▸ **Action item**: Work out how many lines in the listing below include the word "University". Give nothing but the number.
· · ·
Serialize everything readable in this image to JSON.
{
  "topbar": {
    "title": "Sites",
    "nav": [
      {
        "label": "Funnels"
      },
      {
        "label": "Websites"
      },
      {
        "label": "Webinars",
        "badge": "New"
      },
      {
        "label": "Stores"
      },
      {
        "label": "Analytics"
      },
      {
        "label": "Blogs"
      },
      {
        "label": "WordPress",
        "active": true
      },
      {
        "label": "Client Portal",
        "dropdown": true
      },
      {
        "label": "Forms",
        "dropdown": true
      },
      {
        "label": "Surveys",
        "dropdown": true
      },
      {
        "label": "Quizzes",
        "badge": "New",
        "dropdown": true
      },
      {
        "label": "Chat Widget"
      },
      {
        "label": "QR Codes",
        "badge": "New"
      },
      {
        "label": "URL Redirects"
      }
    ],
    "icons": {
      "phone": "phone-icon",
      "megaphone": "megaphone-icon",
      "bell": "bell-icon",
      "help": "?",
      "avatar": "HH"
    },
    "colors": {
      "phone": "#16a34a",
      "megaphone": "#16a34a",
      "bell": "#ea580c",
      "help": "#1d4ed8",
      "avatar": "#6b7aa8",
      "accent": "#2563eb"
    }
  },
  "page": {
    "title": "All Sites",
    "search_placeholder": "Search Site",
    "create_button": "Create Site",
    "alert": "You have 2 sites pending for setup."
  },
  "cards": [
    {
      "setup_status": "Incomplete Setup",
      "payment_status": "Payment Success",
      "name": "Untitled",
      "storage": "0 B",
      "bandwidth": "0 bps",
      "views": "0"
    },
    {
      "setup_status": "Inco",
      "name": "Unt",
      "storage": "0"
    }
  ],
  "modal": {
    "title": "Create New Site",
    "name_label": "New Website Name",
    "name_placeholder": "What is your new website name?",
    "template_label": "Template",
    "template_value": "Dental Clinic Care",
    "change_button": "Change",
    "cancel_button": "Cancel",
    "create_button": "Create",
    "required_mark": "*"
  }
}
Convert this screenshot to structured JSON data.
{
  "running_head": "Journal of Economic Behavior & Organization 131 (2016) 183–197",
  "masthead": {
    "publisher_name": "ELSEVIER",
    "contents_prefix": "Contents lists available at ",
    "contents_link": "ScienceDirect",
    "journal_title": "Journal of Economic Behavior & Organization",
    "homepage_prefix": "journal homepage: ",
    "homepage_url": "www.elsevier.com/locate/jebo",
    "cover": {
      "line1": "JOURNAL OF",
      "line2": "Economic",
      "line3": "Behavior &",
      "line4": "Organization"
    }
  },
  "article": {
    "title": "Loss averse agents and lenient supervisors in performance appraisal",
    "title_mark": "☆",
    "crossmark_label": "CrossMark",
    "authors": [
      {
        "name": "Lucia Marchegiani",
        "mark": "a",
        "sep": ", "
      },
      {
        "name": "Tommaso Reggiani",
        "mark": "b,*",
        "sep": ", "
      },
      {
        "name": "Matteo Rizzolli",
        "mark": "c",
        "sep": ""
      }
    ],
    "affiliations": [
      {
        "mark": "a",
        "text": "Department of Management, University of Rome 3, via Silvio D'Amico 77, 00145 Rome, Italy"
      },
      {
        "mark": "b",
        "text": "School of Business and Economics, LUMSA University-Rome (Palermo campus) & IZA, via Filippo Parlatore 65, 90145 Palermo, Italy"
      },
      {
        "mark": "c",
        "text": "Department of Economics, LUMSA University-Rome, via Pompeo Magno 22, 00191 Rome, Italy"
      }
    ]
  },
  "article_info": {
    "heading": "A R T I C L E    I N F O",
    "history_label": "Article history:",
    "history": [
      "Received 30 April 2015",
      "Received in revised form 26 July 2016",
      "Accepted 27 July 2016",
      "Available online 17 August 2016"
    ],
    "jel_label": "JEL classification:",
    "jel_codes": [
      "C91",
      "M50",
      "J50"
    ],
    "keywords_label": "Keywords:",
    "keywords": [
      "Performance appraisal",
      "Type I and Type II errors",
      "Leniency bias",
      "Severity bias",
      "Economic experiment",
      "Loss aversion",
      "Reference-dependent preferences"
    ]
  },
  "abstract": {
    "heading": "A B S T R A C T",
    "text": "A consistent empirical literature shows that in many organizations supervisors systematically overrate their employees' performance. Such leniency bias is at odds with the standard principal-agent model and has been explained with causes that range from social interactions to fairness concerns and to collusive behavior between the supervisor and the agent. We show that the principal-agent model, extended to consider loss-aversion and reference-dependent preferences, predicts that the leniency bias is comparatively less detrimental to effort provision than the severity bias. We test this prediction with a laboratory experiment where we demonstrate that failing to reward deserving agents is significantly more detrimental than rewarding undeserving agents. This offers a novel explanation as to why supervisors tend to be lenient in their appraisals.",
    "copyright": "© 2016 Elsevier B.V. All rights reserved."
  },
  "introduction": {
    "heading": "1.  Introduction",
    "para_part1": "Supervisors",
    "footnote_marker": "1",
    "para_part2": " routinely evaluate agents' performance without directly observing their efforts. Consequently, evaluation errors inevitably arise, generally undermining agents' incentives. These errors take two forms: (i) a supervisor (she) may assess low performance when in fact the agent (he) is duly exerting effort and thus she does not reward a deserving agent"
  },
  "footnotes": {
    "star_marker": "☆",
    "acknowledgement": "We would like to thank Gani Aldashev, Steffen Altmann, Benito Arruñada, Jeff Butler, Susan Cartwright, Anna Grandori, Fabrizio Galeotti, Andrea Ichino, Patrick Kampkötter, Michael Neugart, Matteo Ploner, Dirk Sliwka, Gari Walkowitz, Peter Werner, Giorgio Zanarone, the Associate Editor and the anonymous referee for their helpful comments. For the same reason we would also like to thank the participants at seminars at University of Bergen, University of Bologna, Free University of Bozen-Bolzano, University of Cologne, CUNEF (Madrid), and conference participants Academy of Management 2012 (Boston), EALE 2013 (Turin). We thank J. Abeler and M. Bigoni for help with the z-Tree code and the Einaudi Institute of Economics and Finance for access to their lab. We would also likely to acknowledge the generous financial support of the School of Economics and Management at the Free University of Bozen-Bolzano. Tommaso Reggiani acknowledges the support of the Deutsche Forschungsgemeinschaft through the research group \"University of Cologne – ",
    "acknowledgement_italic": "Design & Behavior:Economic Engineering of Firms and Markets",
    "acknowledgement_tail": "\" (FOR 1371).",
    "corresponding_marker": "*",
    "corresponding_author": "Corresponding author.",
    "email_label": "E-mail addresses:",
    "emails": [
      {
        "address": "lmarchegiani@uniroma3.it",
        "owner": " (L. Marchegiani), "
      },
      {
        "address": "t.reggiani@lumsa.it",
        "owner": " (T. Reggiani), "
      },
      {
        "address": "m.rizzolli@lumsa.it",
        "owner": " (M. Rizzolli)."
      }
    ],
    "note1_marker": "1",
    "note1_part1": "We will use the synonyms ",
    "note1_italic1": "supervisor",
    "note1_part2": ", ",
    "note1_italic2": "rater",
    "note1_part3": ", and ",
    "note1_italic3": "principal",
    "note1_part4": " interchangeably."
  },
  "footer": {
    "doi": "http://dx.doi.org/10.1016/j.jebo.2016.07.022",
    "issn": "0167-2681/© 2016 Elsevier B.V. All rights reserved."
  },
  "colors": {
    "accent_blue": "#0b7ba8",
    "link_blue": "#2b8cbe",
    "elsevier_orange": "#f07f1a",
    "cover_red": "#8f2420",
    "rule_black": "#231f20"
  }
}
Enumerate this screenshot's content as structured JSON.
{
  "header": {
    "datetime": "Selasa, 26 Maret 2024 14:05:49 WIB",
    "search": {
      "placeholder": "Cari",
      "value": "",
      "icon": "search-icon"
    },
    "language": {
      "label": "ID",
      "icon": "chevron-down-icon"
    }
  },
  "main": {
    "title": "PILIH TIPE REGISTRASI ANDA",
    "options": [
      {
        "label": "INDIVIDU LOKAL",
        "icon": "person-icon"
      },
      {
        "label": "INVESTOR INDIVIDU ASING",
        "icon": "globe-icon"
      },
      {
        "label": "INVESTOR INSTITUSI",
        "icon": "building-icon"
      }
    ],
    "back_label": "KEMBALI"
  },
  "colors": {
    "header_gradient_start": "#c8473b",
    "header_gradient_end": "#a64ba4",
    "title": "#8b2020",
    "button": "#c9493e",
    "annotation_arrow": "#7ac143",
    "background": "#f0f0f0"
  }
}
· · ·
▸ **Your solution**: 4